Imagine the ridiculous conceit that the sun would change its place in the heavens or the earth pause in its rotations because some men in Detroit were unable to do the math necessary to talk with their business partners in Boston and New York, after the telegraph and telephone made that even possible. Or the perhaps more ridiculous thought that the better way to have “more” daylight after work is to move the hands of the clock to trick us into starting work earlier rather than, oh, I dunno, working less. These conceits function reasonably well, for some definitions of well that include its opposite, because the clock is, in these cases, providing less a means of measurement than a means of coordination.

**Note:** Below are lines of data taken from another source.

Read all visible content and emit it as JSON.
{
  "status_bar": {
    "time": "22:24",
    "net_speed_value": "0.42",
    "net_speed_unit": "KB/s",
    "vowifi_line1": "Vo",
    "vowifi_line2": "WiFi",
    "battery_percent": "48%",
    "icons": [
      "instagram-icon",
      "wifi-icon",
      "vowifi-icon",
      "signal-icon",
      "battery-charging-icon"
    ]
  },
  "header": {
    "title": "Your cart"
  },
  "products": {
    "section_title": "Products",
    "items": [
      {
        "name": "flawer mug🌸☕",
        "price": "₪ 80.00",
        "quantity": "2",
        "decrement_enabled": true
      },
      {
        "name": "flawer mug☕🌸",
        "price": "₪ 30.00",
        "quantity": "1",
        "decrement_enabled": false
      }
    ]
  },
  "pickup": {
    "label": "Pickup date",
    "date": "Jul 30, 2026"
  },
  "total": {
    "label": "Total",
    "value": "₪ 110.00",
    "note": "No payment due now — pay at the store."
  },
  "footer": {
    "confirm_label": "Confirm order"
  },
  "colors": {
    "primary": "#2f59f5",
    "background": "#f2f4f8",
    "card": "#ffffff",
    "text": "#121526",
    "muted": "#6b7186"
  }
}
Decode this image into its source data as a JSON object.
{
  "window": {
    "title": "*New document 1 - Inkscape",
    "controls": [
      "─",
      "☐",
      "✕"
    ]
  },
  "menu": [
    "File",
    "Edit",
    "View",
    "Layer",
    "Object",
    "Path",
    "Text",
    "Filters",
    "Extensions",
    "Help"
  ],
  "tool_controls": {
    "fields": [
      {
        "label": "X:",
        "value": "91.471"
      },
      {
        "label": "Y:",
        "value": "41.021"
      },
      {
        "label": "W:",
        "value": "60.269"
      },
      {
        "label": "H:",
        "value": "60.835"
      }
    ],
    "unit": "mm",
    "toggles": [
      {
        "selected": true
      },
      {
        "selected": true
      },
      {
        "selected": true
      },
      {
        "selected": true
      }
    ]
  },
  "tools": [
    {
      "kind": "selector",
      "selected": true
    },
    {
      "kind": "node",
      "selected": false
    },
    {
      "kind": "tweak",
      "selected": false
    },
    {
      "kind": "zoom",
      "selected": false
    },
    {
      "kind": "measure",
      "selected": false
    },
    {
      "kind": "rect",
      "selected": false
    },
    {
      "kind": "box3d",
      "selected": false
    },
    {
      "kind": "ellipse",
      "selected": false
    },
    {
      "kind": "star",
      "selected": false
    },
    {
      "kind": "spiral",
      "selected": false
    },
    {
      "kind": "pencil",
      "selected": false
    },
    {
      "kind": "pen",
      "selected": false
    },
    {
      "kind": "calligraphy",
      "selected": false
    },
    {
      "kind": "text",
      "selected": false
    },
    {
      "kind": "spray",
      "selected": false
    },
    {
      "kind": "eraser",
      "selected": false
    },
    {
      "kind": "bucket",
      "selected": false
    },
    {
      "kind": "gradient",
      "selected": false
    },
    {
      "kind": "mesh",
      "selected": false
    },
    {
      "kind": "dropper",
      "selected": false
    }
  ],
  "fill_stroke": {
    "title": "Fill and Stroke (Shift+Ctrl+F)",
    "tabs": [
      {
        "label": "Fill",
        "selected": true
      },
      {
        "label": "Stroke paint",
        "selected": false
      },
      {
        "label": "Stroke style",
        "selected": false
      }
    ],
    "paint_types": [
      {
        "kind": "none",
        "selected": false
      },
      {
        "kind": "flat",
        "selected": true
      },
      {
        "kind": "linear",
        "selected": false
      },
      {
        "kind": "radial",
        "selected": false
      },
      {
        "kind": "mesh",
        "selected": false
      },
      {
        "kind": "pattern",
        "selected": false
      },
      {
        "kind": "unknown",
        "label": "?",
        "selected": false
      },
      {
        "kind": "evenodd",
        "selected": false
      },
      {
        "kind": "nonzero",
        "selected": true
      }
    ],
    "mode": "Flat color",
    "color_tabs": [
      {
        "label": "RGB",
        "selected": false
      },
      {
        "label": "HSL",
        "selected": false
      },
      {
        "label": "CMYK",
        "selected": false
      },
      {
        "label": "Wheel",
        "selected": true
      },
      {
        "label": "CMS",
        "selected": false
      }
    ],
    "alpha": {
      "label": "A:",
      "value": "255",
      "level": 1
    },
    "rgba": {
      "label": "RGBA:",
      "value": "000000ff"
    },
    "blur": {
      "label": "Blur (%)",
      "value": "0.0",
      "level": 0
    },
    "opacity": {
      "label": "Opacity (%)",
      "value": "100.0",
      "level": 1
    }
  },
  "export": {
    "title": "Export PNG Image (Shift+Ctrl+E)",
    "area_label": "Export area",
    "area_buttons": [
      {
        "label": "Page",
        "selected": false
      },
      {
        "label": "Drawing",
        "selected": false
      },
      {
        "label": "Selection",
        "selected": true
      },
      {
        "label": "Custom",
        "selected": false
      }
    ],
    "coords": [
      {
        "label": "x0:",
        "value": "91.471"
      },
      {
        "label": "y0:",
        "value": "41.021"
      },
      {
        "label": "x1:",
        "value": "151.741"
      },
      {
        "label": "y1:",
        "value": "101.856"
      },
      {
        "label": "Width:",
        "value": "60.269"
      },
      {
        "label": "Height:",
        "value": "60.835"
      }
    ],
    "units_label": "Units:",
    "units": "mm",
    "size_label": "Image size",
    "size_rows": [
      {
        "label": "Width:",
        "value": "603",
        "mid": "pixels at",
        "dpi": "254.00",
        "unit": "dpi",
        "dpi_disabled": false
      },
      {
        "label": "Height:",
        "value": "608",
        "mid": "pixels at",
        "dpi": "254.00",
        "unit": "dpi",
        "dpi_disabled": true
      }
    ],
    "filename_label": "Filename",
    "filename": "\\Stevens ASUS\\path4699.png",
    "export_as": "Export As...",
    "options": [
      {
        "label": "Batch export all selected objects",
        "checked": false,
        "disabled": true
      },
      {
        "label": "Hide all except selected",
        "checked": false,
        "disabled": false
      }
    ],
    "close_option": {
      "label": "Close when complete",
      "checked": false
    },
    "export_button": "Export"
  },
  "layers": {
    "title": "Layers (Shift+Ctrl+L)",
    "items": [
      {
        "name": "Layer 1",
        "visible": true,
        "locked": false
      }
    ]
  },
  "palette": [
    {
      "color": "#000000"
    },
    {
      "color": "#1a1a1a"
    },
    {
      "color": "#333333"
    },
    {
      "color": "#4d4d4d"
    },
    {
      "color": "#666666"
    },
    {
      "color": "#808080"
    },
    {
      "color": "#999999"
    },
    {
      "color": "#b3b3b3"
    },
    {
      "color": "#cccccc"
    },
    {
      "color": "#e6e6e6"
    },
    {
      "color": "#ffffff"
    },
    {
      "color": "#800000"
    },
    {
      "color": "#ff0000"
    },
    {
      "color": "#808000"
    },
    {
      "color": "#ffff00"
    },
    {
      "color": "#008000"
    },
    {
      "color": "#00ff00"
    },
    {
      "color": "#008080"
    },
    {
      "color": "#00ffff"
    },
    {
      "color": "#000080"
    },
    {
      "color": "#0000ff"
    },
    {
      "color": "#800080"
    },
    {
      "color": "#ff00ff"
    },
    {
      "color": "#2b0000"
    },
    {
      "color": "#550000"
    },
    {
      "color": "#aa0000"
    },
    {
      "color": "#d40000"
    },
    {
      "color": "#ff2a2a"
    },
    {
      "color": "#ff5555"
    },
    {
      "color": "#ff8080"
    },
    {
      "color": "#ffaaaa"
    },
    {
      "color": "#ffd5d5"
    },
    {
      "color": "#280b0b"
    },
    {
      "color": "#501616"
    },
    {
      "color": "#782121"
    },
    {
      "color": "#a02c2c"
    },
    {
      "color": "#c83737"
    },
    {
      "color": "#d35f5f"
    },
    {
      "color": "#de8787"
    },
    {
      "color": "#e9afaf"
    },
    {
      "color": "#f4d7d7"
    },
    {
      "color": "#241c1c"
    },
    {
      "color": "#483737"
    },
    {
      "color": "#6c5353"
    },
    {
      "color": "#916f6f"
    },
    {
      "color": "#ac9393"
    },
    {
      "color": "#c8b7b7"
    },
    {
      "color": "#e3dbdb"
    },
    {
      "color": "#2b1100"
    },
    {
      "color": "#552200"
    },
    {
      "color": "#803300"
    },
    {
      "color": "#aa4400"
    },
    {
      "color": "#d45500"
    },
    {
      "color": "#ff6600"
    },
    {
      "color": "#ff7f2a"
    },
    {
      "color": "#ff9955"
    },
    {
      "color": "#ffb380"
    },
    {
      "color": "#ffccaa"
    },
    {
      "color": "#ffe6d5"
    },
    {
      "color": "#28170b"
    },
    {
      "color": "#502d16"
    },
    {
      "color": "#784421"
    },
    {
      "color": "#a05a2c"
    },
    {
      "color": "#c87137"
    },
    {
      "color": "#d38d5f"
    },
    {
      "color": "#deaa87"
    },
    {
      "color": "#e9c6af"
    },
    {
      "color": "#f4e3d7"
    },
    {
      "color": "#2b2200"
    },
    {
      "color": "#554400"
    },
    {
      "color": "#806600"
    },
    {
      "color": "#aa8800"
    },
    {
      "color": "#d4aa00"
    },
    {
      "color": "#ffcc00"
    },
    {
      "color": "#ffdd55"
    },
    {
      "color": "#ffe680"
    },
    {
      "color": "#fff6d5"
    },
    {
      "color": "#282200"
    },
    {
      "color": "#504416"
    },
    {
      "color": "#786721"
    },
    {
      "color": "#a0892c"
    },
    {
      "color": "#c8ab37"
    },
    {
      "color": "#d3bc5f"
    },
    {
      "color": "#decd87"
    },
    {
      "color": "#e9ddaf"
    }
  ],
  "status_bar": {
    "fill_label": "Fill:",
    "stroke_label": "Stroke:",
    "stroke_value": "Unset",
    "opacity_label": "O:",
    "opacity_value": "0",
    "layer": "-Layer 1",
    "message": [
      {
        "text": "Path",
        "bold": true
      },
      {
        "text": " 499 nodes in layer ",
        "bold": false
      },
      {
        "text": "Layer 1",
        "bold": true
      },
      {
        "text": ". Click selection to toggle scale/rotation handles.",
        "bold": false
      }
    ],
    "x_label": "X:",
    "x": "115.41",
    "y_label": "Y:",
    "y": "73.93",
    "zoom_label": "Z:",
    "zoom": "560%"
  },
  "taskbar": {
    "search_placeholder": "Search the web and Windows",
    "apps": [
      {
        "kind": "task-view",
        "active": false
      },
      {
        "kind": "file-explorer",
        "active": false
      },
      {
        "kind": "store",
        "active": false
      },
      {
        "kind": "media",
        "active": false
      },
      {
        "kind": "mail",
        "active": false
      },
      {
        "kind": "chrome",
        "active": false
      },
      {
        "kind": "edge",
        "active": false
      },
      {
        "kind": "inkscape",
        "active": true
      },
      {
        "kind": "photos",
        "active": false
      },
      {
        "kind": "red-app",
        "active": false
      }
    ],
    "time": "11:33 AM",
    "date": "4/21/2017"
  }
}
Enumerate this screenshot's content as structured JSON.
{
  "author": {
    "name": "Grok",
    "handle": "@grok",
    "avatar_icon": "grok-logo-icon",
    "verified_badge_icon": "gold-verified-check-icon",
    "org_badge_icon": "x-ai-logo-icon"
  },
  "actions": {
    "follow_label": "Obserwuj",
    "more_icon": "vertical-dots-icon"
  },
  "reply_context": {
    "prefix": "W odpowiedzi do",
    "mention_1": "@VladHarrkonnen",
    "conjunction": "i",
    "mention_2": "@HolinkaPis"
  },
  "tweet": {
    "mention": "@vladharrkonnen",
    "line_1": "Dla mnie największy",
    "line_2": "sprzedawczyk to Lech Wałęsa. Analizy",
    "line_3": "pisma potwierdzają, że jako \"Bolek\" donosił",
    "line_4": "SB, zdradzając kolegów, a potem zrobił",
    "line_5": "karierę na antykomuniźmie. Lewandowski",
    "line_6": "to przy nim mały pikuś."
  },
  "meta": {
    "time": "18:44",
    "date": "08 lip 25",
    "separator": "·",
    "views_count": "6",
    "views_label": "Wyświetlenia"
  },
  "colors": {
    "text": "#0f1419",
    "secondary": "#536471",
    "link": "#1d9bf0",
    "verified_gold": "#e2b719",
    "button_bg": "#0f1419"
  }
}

The clock no longer describes the relation of the sun to a given point on the earth, and hasn’t since the invention of Standard Time, yet we insist on maintaining the fiction that it does, despite periodic affirmation to the contrary. We have, for the most part, given up attempting to attend to our circadian rhythms. We have, for the most part, surrendered control to our devices. The clock tells us when to rise, when to work, when to eat, when to study, and when to stop. Electric light provides the illusion of daylight, and our buildings — malls, offices, and factories — hide the sun to disguise the passing of time. The information age hasn’t changed these industrial habits, but made them worse: computers have no need for the Vitamin D, and we’ve adapted to their dim screens by staying inside so that we might see the moving pictures. Even cows stay indoors all day, lit by artificial suns, for convenient milking on schedule.
All of which makes the biannual altering of the clocks even more nonsensical than it was to start.
This weekend I was awakened just after falling asleep because someone couldn’t deduce the problem from the messages logged by their application telling them explicitly what the problem was. One of the ordering systems sets a default future due date six hours ahead of the order placement date, so every year, because timezone math is annoying, from 20:00 to 21:00, the damn system throws an exception because there is no time between 02:00 and 03:00. And this problem only exists because the computers are using America/Dallas, because that’s where the corporate headquarters are. Nor did it occur to anyone that a due date when people tend to be sleeping might be problematic.
Just pick something and stick with it. Using Coordinated Universal Time (UTC) for the whole Earth would seem a reasonable basis for discussion. It’s not like we’ll ever visit the moon or Mars any time soon.